You get a lot of former football figures who fade into the woodwork.
After their time is up in the game, they take lesser roles or leave the sport completely.
Former Real Madrid player, manager and director general Jorge Valdano is an example.
After he left the club for good, sacked in 2011, he's been on the outskirts of football.
But occasionally he sticks his head above the parapet and comes out with a remark to remind us all that he's still here.
Valdano has spoken about Madrid star Gareth Bale. He has claimed that the Welshman is anxious, distracted, downcast and frequently rescued by his team-mates.
He said, as reported by ESPN:
Bale has a strange anxiety because you do not notice it in the intensity of play. When someone is anxious, they play at a speed above what suits them, but it is like he is somewhere else. That is the strange sensation you get from him. The team are saving him. There are so many points to consider, among them Jese who is drawing so much attention. I suppose it comes from his lack of regular games and the injuries. And also from being so closely observed because of what was paid for him. We have not yet seen the true Bale. You see he looks a bit unhappy at the moment. He looks a bit downcast.
His comments are reminiscent of those from former Barcelona assistant coach Angel Cappa about Lionel Messi. Cappa had told La Xarxa, as we reported: "I couldn’t understand how a player could play football so dispassionately.

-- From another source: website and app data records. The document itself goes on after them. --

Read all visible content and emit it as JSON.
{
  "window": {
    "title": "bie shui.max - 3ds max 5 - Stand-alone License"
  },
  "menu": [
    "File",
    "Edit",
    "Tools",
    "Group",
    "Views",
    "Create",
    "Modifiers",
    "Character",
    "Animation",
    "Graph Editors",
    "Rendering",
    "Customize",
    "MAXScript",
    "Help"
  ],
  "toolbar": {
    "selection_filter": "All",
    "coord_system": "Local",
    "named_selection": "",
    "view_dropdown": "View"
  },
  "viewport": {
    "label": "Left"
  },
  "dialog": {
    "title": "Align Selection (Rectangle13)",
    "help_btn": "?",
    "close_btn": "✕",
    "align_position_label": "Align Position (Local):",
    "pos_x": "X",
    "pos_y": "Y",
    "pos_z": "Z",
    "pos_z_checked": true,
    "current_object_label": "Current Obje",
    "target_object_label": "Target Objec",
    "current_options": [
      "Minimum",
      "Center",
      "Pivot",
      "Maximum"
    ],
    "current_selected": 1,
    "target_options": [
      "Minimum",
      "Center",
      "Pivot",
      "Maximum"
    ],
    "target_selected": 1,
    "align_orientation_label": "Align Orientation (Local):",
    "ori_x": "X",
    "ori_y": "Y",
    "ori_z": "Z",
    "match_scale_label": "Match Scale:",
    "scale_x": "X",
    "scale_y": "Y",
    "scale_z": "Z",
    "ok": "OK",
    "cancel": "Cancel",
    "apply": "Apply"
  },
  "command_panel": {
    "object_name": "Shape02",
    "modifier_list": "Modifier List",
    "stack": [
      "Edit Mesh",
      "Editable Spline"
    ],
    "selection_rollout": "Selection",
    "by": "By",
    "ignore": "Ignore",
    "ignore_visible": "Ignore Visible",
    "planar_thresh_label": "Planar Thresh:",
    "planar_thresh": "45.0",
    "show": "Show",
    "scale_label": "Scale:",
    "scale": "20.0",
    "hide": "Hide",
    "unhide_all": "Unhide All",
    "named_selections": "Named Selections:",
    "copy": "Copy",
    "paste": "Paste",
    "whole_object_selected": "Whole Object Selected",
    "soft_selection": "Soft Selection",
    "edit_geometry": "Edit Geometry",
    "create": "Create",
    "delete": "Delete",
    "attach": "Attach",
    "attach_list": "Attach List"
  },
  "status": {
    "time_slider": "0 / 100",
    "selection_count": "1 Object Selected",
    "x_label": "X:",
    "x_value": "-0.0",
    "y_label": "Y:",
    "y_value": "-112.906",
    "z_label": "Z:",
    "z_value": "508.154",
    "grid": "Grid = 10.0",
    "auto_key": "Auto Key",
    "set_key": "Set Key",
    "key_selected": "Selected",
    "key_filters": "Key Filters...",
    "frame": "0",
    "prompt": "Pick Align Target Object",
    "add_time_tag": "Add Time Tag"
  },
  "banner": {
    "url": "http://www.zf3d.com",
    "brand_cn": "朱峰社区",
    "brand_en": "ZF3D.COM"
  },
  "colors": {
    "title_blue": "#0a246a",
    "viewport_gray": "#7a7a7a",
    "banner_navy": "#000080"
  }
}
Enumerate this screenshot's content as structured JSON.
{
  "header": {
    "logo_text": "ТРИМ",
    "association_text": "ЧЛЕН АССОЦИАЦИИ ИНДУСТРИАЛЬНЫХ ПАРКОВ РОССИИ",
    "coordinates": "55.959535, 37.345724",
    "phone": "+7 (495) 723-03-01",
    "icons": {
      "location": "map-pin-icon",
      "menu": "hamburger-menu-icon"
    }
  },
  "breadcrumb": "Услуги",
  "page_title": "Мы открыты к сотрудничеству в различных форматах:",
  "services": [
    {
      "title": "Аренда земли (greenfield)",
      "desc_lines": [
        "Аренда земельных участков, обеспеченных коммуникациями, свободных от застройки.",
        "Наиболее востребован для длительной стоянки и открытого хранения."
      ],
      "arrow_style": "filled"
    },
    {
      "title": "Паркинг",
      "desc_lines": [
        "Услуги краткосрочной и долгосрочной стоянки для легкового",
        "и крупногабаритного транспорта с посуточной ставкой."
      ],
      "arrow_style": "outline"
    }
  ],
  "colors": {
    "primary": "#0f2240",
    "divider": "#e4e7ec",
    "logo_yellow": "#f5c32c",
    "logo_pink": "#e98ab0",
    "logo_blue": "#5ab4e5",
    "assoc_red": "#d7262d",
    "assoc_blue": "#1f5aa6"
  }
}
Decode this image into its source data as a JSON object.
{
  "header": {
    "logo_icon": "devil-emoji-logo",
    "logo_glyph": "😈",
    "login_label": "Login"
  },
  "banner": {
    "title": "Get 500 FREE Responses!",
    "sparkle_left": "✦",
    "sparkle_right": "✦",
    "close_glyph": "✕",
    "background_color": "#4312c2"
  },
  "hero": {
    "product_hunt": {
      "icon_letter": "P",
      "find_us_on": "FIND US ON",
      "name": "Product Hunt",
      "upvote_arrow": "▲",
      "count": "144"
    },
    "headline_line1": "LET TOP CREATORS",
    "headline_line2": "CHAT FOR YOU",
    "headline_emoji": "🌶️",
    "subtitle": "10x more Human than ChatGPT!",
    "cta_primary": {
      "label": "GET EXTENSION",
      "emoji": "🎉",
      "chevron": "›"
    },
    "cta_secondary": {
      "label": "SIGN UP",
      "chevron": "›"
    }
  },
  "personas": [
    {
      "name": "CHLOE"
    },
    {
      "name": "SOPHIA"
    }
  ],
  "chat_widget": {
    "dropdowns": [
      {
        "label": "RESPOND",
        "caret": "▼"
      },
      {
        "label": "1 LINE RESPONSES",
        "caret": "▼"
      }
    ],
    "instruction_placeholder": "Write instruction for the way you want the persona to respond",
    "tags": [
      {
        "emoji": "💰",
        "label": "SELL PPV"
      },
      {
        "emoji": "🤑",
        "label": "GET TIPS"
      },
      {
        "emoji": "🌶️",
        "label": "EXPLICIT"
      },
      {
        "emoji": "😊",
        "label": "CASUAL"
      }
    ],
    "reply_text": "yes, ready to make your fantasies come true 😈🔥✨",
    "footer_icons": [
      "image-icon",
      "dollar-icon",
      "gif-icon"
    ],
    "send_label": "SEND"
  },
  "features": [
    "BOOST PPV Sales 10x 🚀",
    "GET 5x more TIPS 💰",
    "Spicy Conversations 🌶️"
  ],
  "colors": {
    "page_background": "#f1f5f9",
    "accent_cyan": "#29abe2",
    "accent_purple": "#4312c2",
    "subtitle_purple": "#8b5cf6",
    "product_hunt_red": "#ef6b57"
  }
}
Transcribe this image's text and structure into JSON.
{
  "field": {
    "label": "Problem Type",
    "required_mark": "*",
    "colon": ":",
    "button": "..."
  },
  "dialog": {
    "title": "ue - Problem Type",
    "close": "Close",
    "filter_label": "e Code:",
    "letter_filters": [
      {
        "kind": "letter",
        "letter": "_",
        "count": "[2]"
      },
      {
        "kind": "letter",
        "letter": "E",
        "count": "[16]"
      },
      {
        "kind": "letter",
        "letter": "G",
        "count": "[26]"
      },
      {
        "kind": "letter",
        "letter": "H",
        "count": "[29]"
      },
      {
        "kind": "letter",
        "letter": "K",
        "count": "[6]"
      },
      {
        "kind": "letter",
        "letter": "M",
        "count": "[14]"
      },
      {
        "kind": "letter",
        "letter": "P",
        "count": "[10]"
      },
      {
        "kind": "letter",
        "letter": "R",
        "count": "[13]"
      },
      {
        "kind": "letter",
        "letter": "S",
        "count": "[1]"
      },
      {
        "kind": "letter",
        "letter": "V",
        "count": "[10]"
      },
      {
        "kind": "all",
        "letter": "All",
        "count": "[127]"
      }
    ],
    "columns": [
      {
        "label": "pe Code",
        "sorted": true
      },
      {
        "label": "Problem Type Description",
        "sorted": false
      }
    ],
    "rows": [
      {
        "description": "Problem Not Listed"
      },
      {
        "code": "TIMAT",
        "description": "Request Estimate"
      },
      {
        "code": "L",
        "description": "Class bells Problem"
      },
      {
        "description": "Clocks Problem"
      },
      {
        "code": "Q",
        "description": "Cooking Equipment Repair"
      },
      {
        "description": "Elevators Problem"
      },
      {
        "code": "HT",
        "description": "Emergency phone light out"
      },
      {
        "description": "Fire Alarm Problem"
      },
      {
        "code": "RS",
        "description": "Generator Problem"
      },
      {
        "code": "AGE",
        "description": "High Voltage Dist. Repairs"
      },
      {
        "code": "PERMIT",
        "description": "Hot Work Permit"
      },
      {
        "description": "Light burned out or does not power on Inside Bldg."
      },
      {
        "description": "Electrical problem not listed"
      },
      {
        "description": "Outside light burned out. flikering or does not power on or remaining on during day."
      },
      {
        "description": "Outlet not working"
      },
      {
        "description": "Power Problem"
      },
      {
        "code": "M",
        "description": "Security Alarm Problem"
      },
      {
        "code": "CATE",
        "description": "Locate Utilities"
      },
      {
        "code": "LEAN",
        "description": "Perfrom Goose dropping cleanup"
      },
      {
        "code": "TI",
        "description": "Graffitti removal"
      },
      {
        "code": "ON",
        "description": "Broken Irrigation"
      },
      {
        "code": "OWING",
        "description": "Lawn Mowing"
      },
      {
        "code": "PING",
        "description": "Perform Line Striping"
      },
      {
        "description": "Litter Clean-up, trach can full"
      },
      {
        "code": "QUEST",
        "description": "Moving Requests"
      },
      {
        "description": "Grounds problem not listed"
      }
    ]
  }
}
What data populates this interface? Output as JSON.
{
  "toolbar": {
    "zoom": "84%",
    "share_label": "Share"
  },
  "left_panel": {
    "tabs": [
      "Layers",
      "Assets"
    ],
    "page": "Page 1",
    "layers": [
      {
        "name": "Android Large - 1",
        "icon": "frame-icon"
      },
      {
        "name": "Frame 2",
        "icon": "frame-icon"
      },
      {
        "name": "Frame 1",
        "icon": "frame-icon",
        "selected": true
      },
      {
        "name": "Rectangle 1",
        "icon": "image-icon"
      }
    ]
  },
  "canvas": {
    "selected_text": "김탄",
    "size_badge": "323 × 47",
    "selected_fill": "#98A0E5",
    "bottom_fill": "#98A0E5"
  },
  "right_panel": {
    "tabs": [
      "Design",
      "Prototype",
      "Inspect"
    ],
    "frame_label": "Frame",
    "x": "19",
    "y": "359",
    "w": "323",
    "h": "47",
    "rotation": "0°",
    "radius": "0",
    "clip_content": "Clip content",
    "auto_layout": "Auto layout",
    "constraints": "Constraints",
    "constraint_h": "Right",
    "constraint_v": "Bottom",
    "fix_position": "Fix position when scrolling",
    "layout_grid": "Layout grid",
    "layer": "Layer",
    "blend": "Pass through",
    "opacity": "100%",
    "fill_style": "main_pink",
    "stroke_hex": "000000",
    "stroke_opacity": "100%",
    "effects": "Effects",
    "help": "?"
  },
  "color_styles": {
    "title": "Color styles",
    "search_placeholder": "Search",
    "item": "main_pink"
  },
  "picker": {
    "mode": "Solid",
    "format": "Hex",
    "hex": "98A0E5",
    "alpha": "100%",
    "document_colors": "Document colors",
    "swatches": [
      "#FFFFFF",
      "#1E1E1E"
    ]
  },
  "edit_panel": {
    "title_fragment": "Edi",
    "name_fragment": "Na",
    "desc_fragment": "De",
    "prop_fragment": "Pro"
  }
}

"And especially him, because if we look at a game of his from three or four years ago, there was that craziness, that passion that he had for playing."
Both men knew they would make headlines by critcising two of the most famous players in the world.
But if we are to take Valdano's claims about Bale at face value, ignoring the idea that he spoke about Bale purely to gain some attention, then he is still wrong, for the most part.
Carlo Ancelotti’s world-record signing is by no means in his very best form, but it’s part of a natural adjustment curve that most players take when moving to a new league.
The Mirror have Bale down as scoring 11 and assisting 10 goals in his 25 Real Madrid appearances, which, even if he’s not been at his finest, is still an admirable total.
Valdano, who played 120 times for Madrid, knows what it takes to become a Los Blancos star and his praise of Jese is fair.
The young Spanish striker has eased some of the pressure on the side, helping to cover Cristiano Ronaldo’s absence through suspension.
He has scored four La Liga goals in his last seven matches, compared to Bale’s two.
But Real Madrid’s form has been good since the turn of the year, and Bale has been pulling his weight as part of the side.
To say that the 24-year-old is being carried by the team simply doesn’t level with the performances we are seeing.
That said, in the club’s 3-0 win against Getafe last week, Bale did not play well, and manager Carlo Ancelotti admitted that the £86 million man lacked “quality,” but had “quantity,” as reported by Marca.
To use that game as a barometer for how he’s fared so far would be harsh, and it would be a knee-jerk reaction to lambast him for it.
The biggest problem Bale has had since arriving in Spain are his injuries.
Bale has, according to the International Business Times, suffered five injuries since joining, which has led to him missing 12 games.
However, if he can keep clear of any more knocks, he could be in for an excellent end to the season given the amount of rest he has had.
Valdano is right in that La Liga is yet to see the very best of Bale, but he’s not doing the Welshman justice with his verdict.